That’s what college is for. When I was going in my freshman year in college, what I thought I wanted to do was as opposed to what I ended up doing. Night and day, he always has chances to change his major and try different courses and everything like that.
You have to make sure they know that because there’s so much pressure on what success looks like. It’s easy to let yourself get pigeonholed.
Which is strange and is something that burdens younger people these days that I don’t think I have experienced. There’s this notion that if you make this one mistake, it’s going to derail this path to success. That’s so not true. I don’t know where that comes from, but it’s prevalent with young people. That’s why anxiety and everything else are through the roof.
It’s called standardized testing. There’s only one way to be successful.
When I was in high school, if someone got 1,500 on their SATs, it was 3 people in Long Island, which is 6 million people. Now all the parents have hacked it. That is the starting now. Clearly, these tests should be thrown out because it doesn’t show good gauge. You can hire tutors. You figure it out. You gain the system. It was night and day when I was taking the test. This went pretty well.
Thank you. This is a total honor and pleasure. I look forward to seeing you. I will let you know if it works for you and your family when we’re in New York. I’d love to take you to the movies. It would be fun.
We could see the Elvis movie.
It’s opening weekend when we’re going to be there. I’m truly a fan, partly because of my grandparents. It feels true to his story. It’s glamorized.
Have you seen the movie?
I’ve seen about 30 minutes of it. I got back from a conference at CinemaCon, but we got to go in and have some private studio time. That’s one of the things we got to see a part of. I was like, “That’s good.” Glamorized, but there’s truth in it. It’s not too over the top. Some of them are too nice, and you’re like, “That’s not exactly right.”
Where does it start? Does it start in childhood? Does it start when he is famous?
I didn’t see the beginning. We saw the middle. My guess is it bounces back and forth because we saw some childhood and revival gospel singing and church experiences. You then see the middle. We didn’t see anything at the end. I’m curious how they’ll treat that. We saw some of the progression. It was a pretty good cut for 30 minutes, but probably more than we needed. I was like, “I want to see the movie. I don’t want too much ahead.”
I’m excited to see it. Thank you so much, Shelli. I appreciate it. In the meantime, I’ll shoot you that email with my phone number. Feel free to text me with anything.
I’m thankful. I will see you soon.
About Shelli Taylor

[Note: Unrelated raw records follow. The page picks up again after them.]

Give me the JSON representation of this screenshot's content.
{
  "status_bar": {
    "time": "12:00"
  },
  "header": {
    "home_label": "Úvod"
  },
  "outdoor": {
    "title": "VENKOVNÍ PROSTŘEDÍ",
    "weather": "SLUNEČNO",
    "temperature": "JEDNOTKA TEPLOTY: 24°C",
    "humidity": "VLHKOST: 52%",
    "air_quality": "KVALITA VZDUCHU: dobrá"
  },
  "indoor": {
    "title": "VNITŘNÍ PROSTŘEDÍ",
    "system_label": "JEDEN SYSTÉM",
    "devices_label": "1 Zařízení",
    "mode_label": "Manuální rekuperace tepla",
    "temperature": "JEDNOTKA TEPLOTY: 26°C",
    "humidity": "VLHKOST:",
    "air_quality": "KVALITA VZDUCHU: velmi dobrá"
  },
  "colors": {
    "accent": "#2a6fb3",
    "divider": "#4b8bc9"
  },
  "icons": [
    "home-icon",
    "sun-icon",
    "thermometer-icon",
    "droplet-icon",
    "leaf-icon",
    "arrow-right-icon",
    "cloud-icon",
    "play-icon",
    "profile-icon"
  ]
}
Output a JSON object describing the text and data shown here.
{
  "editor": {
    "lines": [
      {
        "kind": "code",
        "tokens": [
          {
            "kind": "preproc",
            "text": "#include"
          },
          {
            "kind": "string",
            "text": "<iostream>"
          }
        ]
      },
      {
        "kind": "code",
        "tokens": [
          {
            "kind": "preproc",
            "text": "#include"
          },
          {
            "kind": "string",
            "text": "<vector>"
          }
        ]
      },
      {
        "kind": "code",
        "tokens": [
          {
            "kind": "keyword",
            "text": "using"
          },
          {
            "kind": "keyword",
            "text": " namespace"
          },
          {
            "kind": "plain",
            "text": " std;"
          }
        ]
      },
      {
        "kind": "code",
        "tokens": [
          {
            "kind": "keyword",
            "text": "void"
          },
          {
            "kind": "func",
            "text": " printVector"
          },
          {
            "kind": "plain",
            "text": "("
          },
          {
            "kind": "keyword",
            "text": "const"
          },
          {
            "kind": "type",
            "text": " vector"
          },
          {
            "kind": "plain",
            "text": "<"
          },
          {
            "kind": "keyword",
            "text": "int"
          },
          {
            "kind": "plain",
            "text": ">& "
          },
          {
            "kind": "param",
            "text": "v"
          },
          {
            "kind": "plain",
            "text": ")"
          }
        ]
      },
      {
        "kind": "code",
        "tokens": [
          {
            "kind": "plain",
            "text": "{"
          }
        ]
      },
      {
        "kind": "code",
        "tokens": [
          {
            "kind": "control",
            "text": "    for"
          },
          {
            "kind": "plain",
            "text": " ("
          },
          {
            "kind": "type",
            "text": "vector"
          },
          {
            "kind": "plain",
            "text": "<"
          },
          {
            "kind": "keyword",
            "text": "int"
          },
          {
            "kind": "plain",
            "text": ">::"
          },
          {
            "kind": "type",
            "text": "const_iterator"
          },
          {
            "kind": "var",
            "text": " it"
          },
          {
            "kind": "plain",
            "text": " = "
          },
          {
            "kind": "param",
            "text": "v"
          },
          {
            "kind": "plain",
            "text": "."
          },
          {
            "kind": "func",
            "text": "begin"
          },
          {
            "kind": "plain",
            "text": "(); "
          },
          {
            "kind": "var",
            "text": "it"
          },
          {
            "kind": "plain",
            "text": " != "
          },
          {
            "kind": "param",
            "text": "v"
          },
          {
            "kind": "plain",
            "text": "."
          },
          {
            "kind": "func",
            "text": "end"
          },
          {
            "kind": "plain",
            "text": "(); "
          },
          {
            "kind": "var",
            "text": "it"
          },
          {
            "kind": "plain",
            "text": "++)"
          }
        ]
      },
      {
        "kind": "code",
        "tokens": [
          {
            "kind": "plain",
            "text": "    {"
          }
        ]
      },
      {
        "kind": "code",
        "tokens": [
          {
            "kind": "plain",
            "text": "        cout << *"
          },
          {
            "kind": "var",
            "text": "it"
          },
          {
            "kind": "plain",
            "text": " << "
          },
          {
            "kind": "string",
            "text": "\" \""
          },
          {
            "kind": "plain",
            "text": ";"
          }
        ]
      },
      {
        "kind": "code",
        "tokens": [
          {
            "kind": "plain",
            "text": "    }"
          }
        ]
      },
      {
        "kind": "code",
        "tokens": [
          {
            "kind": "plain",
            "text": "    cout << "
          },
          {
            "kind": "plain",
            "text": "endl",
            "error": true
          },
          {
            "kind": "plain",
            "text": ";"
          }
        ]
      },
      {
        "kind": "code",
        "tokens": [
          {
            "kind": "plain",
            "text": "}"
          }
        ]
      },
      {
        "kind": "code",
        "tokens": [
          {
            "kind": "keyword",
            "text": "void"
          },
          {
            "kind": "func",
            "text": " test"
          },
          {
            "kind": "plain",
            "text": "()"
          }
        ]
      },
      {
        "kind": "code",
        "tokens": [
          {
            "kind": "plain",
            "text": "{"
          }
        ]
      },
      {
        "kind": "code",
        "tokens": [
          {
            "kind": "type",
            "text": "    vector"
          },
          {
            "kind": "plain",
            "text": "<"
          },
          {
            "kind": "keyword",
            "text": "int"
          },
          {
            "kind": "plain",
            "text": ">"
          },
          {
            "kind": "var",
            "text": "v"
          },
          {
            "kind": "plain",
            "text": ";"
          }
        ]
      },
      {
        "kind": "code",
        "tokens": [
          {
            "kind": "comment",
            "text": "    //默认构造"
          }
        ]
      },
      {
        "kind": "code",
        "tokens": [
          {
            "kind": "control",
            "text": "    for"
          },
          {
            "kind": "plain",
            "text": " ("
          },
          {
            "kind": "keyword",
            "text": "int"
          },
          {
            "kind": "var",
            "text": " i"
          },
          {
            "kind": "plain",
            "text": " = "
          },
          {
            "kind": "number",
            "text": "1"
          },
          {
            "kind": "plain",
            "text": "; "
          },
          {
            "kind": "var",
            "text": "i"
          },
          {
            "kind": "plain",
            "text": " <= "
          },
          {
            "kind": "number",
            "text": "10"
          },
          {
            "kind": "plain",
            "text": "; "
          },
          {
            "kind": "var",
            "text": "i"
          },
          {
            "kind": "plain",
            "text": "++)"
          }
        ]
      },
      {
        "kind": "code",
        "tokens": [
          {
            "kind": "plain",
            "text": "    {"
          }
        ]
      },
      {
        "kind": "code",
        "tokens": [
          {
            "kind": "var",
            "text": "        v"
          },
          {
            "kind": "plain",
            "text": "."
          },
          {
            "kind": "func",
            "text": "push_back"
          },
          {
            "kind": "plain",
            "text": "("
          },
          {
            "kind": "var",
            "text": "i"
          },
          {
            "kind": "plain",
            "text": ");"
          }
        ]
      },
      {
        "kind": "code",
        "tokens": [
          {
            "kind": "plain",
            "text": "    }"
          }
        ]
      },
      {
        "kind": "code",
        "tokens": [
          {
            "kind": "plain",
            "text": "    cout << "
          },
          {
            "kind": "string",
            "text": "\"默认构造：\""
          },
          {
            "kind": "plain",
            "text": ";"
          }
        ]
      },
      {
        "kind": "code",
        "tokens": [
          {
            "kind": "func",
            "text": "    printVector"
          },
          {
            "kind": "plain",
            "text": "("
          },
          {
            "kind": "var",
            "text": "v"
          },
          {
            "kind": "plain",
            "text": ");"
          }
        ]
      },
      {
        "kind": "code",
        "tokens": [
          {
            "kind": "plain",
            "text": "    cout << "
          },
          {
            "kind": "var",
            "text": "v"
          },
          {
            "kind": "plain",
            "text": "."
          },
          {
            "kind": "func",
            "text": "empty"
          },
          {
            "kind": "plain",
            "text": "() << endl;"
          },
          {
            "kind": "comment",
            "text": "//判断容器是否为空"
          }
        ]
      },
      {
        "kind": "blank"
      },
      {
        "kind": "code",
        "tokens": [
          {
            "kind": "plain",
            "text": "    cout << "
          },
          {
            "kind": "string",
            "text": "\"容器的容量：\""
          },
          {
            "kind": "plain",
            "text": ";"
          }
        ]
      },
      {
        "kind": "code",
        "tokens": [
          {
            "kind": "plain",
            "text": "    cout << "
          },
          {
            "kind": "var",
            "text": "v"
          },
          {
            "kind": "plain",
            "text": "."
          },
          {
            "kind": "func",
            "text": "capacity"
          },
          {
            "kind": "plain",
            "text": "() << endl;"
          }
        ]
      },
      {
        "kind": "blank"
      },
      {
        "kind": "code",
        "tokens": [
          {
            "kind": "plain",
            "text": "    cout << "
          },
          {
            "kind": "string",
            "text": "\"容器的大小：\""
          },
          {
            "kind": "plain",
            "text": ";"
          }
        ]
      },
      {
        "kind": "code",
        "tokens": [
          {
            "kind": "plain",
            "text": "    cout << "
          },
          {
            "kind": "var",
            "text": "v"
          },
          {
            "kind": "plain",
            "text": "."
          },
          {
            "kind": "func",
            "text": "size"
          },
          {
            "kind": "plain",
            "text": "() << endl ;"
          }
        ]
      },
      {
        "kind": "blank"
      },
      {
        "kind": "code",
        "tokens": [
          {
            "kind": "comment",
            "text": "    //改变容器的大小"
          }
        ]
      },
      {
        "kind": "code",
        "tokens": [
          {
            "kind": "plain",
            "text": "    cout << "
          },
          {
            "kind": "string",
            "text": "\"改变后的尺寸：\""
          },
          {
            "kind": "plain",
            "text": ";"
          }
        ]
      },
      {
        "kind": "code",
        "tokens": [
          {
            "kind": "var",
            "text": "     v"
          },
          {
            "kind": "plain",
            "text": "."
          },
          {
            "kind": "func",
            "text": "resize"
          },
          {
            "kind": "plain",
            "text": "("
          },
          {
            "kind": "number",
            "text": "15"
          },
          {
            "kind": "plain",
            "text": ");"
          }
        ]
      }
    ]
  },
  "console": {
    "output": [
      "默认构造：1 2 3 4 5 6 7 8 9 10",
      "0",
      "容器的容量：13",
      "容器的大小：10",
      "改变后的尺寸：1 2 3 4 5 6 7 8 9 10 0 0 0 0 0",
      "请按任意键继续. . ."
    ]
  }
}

Shelli Taylor is currently the CEO of Alamo Drafthouse Cinema, leading the iconic national theater chain. Her career journey in leading small to large businesses through rapid expansion has spanned brands such as Starbucks Coffee and Disney; diverse geography inside the US and Greater China; varied industries including experiential retail, software development, and fitness; with a diversity of roles in operations, real estate, human resources, brand, and executive management. The connector throughout her career: the love of serving people, and scaling businesses while retaining brand soul.
Shelli is an active for-profit independent board member. But her favorite positions are on non-profits, Habitat for Humanity, and Homebase furthering affordable homeownership for first-time homeowners.